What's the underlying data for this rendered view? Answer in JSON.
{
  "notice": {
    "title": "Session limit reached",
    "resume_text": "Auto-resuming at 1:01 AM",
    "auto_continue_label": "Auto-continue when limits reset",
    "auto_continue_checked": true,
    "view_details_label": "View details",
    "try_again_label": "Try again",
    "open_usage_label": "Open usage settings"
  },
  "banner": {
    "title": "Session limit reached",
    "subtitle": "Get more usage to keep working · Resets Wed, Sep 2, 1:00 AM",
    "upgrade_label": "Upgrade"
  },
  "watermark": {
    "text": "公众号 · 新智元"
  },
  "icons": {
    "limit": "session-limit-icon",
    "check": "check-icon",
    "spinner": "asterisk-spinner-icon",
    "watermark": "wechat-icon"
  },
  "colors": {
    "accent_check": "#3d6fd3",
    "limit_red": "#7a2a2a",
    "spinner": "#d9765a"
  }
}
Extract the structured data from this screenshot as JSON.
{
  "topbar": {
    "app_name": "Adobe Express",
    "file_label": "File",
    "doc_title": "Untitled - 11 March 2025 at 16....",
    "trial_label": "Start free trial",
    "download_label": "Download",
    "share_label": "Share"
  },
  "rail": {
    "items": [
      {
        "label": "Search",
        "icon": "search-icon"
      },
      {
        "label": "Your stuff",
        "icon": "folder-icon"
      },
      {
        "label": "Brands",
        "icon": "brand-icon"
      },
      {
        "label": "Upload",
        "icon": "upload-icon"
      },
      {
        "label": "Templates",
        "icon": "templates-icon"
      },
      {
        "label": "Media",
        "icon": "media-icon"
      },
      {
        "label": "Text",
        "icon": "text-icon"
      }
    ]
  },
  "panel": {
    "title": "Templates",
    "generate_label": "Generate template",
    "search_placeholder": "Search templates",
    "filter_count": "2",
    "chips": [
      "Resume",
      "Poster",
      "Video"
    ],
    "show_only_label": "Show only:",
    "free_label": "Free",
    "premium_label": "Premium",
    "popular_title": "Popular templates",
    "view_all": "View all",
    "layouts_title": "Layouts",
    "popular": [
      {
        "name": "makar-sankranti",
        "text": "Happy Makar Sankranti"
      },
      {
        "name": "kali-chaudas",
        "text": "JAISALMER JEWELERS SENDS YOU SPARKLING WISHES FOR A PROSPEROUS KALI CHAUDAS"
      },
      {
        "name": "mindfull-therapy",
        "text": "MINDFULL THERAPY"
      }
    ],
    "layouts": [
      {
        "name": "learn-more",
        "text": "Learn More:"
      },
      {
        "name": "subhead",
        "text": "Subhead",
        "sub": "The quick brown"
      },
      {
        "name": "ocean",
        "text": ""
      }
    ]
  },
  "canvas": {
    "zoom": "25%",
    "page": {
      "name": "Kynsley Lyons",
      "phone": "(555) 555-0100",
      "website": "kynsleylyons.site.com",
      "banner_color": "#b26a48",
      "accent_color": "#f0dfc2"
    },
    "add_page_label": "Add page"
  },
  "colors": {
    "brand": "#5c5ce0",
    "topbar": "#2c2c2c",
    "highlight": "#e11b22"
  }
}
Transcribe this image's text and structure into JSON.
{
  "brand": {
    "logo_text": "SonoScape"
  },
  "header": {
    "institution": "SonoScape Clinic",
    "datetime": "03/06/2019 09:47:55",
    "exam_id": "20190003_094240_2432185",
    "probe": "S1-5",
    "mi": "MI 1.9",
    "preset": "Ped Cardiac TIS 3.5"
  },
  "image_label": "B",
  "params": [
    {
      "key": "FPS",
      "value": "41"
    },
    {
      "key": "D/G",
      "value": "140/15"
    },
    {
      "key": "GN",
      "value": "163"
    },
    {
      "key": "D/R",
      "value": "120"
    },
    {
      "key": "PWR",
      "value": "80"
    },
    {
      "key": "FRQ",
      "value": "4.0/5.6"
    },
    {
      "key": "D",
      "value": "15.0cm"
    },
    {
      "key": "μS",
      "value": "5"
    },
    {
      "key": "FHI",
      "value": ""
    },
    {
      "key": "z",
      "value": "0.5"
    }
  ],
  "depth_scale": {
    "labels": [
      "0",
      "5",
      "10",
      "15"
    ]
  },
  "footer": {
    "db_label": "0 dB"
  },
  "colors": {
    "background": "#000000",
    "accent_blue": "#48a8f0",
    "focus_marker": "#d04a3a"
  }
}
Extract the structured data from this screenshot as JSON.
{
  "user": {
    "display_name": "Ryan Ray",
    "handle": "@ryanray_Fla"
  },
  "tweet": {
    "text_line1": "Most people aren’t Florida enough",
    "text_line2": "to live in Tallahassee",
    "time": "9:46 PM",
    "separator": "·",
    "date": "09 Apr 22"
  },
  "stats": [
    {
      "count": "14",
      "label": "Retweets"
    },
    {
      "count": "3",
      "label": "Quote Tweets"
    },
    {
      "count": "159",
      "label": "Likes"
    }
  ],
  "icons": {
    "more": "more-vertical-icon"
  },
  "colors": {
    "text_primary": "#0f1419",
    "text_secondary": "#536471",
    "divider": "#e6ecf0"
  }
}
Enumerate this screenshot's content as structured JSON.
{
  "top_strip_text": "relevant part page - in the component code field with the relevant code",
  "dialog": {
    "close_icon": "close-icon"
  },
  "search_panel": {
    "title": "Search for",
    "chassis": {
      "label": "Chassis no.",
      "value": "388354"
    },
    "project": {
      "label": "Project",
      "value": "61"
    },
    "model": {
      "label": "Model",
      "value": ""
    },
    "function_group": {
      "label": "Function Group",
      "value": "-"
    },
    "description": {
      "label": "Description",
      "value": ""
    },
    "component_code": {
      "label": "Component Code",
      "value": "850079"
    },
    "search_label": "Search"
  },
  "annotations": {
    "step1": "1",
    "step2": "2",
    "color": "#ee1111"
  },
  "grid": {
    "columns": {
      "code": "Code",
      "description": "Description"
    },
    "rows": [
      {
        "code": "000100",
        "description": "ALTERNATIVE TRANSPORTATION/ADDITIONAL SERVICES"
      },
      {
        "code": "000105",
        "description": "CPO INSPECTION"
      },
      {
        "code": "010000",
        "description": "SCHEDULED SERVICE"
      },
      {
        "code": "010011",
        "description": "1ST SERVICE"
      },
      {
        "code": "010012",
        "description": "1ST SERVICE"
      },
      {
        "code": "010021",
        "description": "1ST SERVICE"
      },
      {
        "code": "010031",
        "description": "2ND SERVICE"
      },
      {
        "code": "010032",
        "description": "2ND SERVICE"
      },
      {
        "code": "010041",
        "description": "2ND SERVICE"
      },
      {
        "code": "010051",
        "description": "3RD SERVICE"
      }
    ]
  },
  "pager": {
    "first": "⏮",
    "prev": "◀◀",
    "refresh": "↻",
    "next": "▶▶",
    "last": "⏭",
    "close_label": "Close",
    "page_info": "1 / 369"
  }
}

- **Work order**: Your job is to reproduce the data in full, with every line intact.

- **Response to this exercise**:
What's the underlying data for this rendered view? Answer in JSON.
{
  "notice": {
    "title": "Session limit reached",
    "resume_text": "Auto-resuming at 1:01 AM",
    "auto_continue_label": "Auto-continue when limits reset",
    "auto_continue_checked": true,
    "view_details_label": "View details",
    "try_again_label": "Try again",
    "open_usage_label": "Open usage settings"
  },
  "banner": {
    "title": "Session limit reached",
    "subtitle": "Get more usage to keep working · Resets Wed, Sep 2, 1:00 AM",
    "upgrade_label": "Upgrade"
  },
  "watermark": {
    "text": "公众号 · 新智元"
  },
  "icons": {
    "limit": "session-limit-icon",
    "check": "check-icon",
    "spinner": "asterisk-spinner-icon",
    "watermark": "wechat-icon"
  },
  "colors": {
    "accent_check": "#3d6fd3",
    "limit_red": "#7a2a2a",
    "spinner": "#d9765a"
  }
}
Extract the structured data from this screenshot as JSON.
{
  "topbar": {
    "app_name": "Adobe Express",
    "file_label": "File",
    "doc_title": "Untitled - 11 March 2025 at 16....",
    "trial_label": "Start free trial",
    "download_label": "Download",
    "share_label": "Share"
  },
  "rail": {
    "items": [
      {
        "label": "Search",
        "icon": "search-icon"
      },
      {
        "label": "Your stuff",
        "icon": "folder-icon"
      },
      {
        "label": "Brands",
        "icon": "brand-icon"
      },
      {
        "label": "Upload",
        "icon": "upload-icon"
      },
      {
        "label": "Templates",
        "icon": "templates-icon"
      },
      {
        "label": "Media",
        "icon": "media-icon"
      },
      {
        "label": "Text",
        "icon": "text-icon"
      }
    ]
  },
  "panel": {
    "title": "Templates",
    "generate_label": "Generate template",
    "search_placeholder": "Search templates",
    "filter_count": "2",
    "chips": [
      "Resume",
      "Poster",
      "Video"
    ],
    "show_only_label": "Show only:",
    "free_label": "Free",
    "premium_label": "Premium",
    "popular_title": "Popular templates",
    "view_all": "View all",
    "layouts_title": "Layouts",
    "popular": [
      {
        "name": "makar-sankranti",
        "text": "Happy Makar Sankranti"
      },
      {
        "name": "kali-chaudas",
        "text": "JAISALMER JEWELERS SENDS YOU SPARKLING WISHES FOR A PROSPEROUS KALI CHAUDAS"
      },
      {
        "name": "mindfull-therapy",
        "text": "MINDFULL THERAPY"
      }
    ],
    "layouts": [
      {
        "name": "learn-more",
        "text": "Learn More:"
      },
      {
        "name": "subhead",
        "text": "Subhead",
        "sub": "The quick brown"
      },
      {
        "name": "ocean",
        "text": ""
      }
    ]
  },
  "canvas": {
    "zoom": "25%",
    "page": {
      "name": "Kynsley Lyons",
      "phone": "(555) 555-0100",
      "website": "kynsleylyons.site.com",
      "banner_color": "#b26a48",
      "accent_color": "#f0dfc2"
    },
    "add_page_label": "Add page"
  },
  "colors": {
    "brand": "#5c5ce0",
    "topbar": "#2c2c2c",
    "highlight": "#e11b22"
  }
}
Transcribe this image's text and structure into JSON.
{
  "brand": {
    "logo_text": "SonoScape"
  },
  "header": {
    "institution": "SonoScape Clinic",
    "datetime": "03/06/2019 09:47:55",
    "exam_id": "20190003_094240_2432185",
    "probe": "S1-5",
    "mi": "MI 1.9",
    "preset": "Ped Cardiac TIS 3.5"
  },
  "image_label": "B",
  "params": [
    {
      "key": "FPS",
      "value": "41"
    },
    {
      "key": "D/G",
      "value": "140/15"
    },
    {
      "key": "GN",
      "value": "163"
    },
    {
      "key": "D/R",
      "value": "120"
    },
    {
      "key": "PWR",
      "value": "80"
    },
    {
      "key": "FRQ",
      "value": "4.0/5.6"
    },
    {
      "key": "D",
      "value": "15.0cm"
    },
    {
      "key": "μS",
      "value": "5"
    },
    {
      "key": "FHI",
      "value": ""
    },
    {
      "key": "z",
      "value": "0.5"
    }
  ],
  "depth_scale": {
    "labels": [
      "0",
      "5",
      "10",
      "15"
    ]
  },
  "footer": {
    "db_label": "0 dB"
  },
  "colors": {
    "background": "#000000",
    "accent_blue": "#48a8f0",
    "focus_marker": "#d04a3a"
  }
}
Extract the structured data from this screenshot as JSON.
{
  "user": {
    "display_name": "Ryan Ray",
    "handle": "@ryanray_Fla"
  },
  "tweet": {
    "text_line1": "Most people aren’t Florida enough",
    "text_line2": "to live in Tallahassee",
    "time": "9:46 PM",
    "separator": "·",
    "date": "09 Apr 22"
  },
  "stats": [
    {
      "count": "14",
      "label": "Retweets"
    },
    {
      "count": "3",
      "label": "Quote Tweets"
    },
    {
      "count": "159",
      "label": "Likes"
    }
  ],
  "icons": {
    "more": "more-vertical-icon"
  },
  "colors": {
    "text_primary": "#0f1419",
    "text_secondary": "#536471",
    "divider": "#e6ecf0"
  }
}
Enumerate this screenshot's content as structured JSON.
{
  "top_strip_text": "relevant part page - in the component code field with the relevant code",
  "dialog": {
    "close_icon": "close-icon"
  },
  "search_panel": {
    "title": "Search for",
    "chassis": {
      "label": "Chassis no.",
      "value": "388354"
    },
    "project": {
      "label": "Project",
      "value": "61"
    },
    "model": {
      "label": "Model",
      "value": ""
    },
    "function_group": {
      "label": "Function Group",
      "value": "-"
    },
    "description": {
      "label": "Description",
      "value": ""
    },
    "component_code": {
      "label": "Component Code",
      "value": "850079"
    },
    "search_label": "Search"
  },
  "annotations": {
    "step1": "1",
    "step2": "2",
    "color": "#ee1111"
  },
  "grid": {
    "columns": {
      "code": "Code",
      "description": "Description"
    },
    "rows": [
      {
        "code": "000100",
        "description": "ALTERNATIVE TRANSPORTATION/ADDITIONAL SERVICES"
      },
      {
        "code": "000105",
        "description": "CPO INSPECTION"
      },
      {
        "code": "010000",
        "description": "SCHEDULED SERVICE"
      },
      {
        "code": "010011",
        "description": "1ST SERVICE"
      },
      {
        "code": "010012",
        "description": "1ST SERVICE"
      },
      {
        "code": "010021",
        "description": "1ST SERVICE"
      },
      {
        "code": "010031",
        "description": "2ND SERVICE"
      },
      {
        "code": "010032",
        "description": "2ND SERVICE"
      },
      {
        "code": "010041",
        "description": "2ND SERVICE"
      },
      {
        "code": "010051",
        "description": "3RD SERVICE"
      }
    ]
  },
  "pager": {
    "first": "⏮",
    "prev": "◀◀",
    "refresh": "↻",
    "next": "▶▶",
    "last": "⏭",
    "close_label": "Close",
    "page_info": "1 / 369"
  }
}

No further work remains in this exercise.